DETROIT (AP) — A man under a deportation order for serving in a Nazi-controlled police force during World War II has died in Michigan at age 93 after years of denials that he shot at Jews.
John Kalymon of Troy died at his suburban Detroit home on June 29. He had pneumonia, prostate cancer and dementia, son Alex Kalymon told The Associated Press.
"The last two years he had no idea about anything about his life," the son said Wednesday. "He was just struggling to live and his mind wasn't there."
A federal appeals court last year upheld a deportation order against Kalymon, but the U.S. couldn't find a country that would take him.
In Munich, Germany, prosecutors this year filed an arrest warrant against him for being an accessory in war crimes. They planned to send a doctor to the U.S. to determine if Kalymon was fit to face trial, but the exam never happened.
There is no dispute that Kalymon served in the Nazi-sponsored Ukrainian Auxiliary Police in Lviv, which was part of Poland at the time. He said he did nothing more than light guard duty and never shot Jews.

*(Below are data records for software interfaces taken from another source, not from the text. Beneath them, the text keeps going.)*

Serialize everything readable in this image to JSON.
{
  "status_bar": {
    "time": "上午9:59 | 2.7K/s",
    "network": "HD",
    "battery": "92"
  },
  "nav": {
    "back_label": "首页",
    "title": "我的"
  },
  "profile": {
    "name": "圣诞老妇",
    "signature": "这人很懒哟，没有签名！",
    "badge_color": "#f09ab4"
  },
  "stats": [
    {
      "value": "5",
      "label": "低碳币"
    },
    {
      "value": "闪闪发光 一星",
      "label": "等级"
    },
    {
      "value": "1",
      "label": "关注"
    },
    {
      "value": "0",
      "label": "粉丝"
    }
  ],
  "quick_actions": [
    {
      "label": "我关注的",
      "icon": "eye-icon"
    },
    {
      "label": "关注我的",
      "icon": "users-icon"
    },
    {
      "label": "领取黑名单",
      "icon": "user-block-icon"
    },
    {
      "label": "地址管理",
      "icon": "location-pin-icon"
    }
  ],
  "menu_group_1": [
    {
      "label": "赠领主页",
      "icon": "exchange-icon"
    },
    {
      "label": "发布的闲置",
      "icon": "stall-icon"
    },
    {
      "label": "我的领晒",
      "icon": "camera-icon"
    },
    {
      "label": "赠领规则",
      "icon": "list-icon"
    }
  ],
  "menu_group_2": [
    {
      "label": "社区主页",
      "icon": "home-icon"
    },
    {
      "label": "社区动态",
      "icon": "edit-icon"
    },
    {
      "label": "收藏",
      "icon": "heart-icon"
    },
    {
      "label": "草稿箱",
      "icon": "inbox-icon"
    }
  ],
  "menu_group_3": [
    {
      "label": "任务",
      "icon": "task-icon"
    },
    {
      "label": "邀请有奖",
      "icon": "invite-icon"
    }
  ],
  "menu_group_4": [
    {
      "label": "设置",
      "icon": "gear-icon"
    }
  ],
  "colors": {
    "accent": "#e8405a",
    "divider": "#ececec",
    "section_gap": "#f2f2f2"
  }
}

"I love this country because it's my country. I'm going to die here," Kalymon, a retired auto engineer, told the AP during a tearful interview on his porch in 2009. "They want to remove me, an old man. I never was arrested, pay my taxes. I don't know anyone as honest as me."